The Eagles will not put the franchise tag on any of their free agents, a team source said yesterday.

NFL teams have until tomorrow to designate a franchise or transition player in advance of the start of free agency Feb. 27.

In 2008, the Eagles designated tight end L.J. Smith as a franchise player. Under the terms of the collective-bargaining agreement, Smith received the average salary of the top five players at his position. But Smith had a disappointing season and the Eagles probably won't offer him a contract.

The source also did not deny the Eagles plan to meet with Donovan McNabb's agent, Fletcher Smith, to discuss a contract extension, and seemed confident a deal will be completed with the 32-year-old quarterback. McNabb has two years remaining on his current deal. Smith could not be reached for comment.

With considerable salary-cap room and two first-round draft picks, the Eagles are optimistic about improving the team as they head to Indianapolis today for the start of the NFL scouting combine. During the next seven days, top college players work out at the Lucas Oil Stadium, get medical exams and interview with teams in advance of the draft April 25-26.

The Eagles have 10 draft picks, including the 21st and 28th overall, which could allow them to move higher in the first round if there is a player they really want.

Teams try to mesh draft decisions with free agency choices, and salary-cap space is a factor.

According to, the Eagles are $31 million below the mandatory salary-cap figure of $124 million for the 2009 season. A team source wouldn't confirm that figure, but said the Eagles have plenty of cap room if they choose to be aggressive in free agency.

Applying a franchise tag will restrict or prohibit players from negotiating with other teams, but also guarantees a certain level of pay, which varies by position.

There are two types of franchise players. An exclusive franchise player can't negotiate with any other team, but is guaranteed the average of the five highest-paid players at his position for the coming season. A non-exclusive franchise player is guaranteed the average of the five highest-paid players at his position for the previous year, but he can negotiate with other teams. If he signs with a new team and the old team declines to match the offer, the old team gets two first-round picks.

Twelve teams designated franchise players last year, according to the NFL Players Association. The Giants made running back Brandon Jacobs their franchise player this year.

One of the Eagles' more pressing needs is at offensive tackle, so it seemed possible they might designate Tra Thomas as a franchise player because both Thomas, 34, and right tackle Jon Runyan, 35, can become free agents. But the franchise-tag salary for offensive linemen is $8.45 million.

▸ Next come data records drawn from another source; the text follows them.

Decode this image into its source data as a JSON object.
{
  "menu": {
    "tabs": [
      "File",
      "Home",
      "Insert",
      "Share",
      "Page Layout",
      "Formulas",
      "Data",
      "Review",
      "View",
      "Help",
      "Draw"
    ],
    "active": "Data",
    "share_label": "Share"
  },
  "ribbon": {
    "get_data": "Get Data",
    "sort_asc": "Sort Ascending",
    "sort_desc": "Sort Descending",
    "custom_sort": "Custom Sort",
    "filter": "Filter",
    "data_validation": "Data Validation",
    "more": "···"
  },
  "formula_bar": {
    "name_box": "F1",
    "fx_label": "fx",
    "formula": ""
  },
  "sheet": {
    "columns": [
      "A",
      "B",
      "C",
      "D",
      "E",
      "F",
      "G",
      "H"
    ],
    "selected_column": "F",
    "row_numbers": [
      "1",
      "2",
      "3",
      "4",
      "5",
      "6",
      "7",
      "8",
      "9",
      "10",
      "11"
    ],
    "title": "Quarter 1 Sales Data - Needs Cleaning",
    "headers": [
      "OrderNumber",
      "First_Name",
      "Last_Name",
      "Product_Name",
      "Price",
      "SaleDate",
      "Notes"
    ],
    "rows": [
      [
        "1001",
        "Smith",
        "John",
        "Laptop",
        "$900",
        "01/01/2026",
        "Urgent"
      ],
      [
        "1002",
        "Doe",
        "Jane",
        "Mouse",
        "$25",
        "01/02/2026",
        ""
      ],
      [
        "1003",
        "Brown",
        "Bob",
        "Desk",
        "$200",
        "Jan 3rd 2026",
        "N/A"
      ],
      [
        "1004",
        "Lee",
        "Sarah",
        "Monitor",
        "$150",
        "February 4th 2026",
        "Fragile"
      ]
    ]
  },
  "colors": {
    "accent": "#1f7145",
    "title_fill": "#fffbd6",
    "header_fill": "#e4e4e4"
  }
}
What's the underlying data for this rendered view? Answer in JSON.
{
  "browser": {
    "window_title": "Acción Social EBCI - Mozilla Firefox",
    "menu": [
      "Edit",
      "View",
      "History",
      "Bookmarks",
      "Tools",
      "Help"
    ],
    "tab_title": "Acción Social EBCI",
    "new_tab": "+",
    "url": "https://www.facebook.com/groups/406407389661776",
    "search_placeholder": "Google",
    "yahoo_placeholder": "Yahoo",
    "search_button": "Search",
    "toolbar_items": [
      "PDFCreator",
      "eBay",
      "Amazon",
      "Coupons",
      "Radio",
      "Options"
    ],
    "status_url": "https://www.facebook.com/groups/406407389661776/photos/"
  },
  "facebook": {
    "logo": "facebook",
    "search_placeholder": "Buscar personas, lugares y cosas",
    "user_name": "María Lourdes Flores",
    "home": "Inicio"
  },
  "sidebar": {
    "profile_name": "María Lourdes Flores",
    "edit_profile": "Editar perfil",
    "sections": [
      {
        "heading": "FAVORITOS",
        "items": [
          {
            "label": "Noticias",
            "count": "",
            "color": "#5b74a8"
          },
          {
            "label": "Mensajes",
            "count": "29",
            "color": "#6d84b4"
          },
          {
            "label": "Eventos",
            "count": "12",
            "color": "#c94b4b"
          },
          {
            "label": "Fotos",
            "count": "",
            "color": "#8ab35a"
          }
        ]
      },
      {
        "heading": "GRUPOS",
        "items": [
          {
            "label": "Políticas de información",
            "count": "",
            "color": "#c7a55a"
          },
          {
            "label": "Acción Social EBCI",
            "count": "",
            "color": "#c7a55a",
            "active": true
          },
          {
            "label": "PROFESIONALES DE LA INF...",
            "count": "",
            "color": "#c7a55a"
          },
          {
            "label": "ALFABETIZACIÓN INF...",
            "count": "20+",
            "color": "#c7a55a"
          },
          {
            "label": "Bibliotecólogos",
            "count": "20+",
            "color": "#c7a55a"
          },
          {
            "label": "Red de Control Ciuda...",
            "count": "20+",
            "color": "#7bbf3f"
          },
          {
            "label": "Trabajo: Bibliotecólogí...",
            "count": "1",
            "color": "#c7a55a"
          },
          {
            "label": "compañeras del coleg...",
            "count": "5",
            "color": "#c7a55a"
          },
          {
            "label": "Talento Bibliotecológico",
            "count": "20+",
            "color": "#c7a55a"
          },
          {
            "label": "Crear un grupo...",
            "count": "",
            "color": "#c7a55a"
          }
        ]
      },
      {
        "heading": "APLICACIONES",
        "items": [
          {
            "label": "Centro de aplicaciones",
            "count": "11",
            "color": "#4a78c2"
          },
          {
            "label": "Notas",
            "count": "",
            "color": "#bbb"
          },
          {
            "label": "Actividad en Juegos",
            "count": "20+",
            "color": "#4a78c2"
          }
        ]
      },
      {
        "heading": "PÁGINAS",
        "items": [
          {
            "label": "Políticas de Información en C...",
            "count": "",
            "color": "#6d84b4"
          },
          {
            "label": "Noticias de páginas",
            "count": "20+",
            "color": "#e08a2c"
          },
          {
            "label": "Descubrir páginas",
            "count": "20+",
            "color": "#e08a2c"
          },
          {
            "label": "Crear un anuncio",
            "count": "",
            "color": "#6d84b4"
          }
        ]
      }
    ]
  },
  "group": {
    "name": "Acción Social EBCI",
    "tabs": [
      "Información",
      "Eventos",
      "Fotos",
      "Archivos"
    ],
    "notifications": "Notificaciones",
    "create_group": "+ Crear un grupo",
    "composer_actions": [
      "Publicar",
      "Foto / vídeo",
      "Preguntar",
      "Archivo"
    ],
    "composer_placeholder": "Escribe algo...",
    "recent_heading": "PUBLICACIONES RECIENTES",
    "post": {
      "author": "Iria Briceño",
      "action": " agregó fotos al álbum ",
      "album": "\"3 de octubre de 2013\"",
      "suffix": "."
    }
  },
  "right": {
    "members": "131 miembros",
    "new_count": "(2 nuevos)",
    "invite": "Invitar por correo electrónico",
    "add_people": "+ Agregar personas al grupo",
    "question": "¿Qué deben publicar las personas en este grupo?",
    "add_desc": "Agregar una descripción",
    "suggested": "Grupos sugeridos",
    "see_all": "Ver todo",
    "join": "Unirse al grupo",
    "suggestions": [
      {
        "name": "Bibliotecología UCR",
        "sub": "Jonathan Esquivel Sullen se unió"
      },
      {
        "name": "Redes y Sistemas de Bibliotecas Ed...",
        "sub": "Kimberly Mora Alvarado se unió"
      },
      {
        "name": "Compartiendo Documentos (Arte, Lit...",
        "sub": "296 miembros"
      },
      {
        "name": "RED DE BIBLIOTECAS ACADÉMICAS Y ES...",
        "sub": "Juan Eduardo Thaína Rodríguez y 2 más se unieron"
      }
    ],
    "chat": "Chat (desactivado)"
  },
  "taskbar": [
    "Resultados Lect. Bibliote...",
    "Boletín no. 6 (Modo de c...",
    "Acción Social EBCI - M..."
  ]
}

The source indicated the team hopes to come to terms with Thomas, who has protected McNabb's blind side the last 11 seasons. Thomas's agent, Peter Schaffer, declined comment yesterday when reached by telephone.

"I shy away from discussing negotiations in public," Schaffer said.

Runyan is recovering from microfracture surgery on his right knee in mid-January and is out four to six months. The procedure is designed to build cartilage. The team source said the Eagles probably will wait to see how Runyan recovers.

At this stage, Virginia's Eugene Monroe, Baylor's Jason Smith, Alabama's Andre Smith and Mississippi's Michael Oher are considered the top tackles in the draft.

Safety Brian Dawkins and running back Correll Buckhalter are also unsigned. The team source said the Eagles will most likely sign the popular Dawkins, who was chosen to play in his seventh Pro Bowl and proved he still has mileage left even though he'll turn 36 next season.

The team source didn't rule out trying to sign Buckhalter, who will be 31 next season, unless they can do better through free agency or the draft. Buckhalter has proved to be a capable replacement for Brian Westbrook, but the Eagles may opt to find a younger running back with pass-catching ability who can eventually succeed Westbrook. Westbrook will turn 30 in September and played through injuries during most of the 2008 season.

San Diego's Darren Sproles and the Giants' Derrick Ward are the most interesting running backs who could hit the open market. There have been rumblings, however, that Sproles will receive the franchise tag from the Chargers, and Ward has just hired agent Drew Rosenhaus, which means he probably wants a lot of money to be a starter somewhere.

Smith's days as an Eagle are over, the team source said. Smith had only 37 catches for 298 yards and three touchdowns in 2008. He missed three games with injuries and the Eagles relied on his backup, Brent Celek, later in the season. Celek excelled during the playoff run to the NFC title game, catching 19 passes for 151 yards and three TDs in three postseason games. But the second-year tight end is not known for his blocking, and the Eagles could seek another tight end.

Oklahoma State's Brandon Pettigrew is widely regarded by analysts as the best tight end in the draft.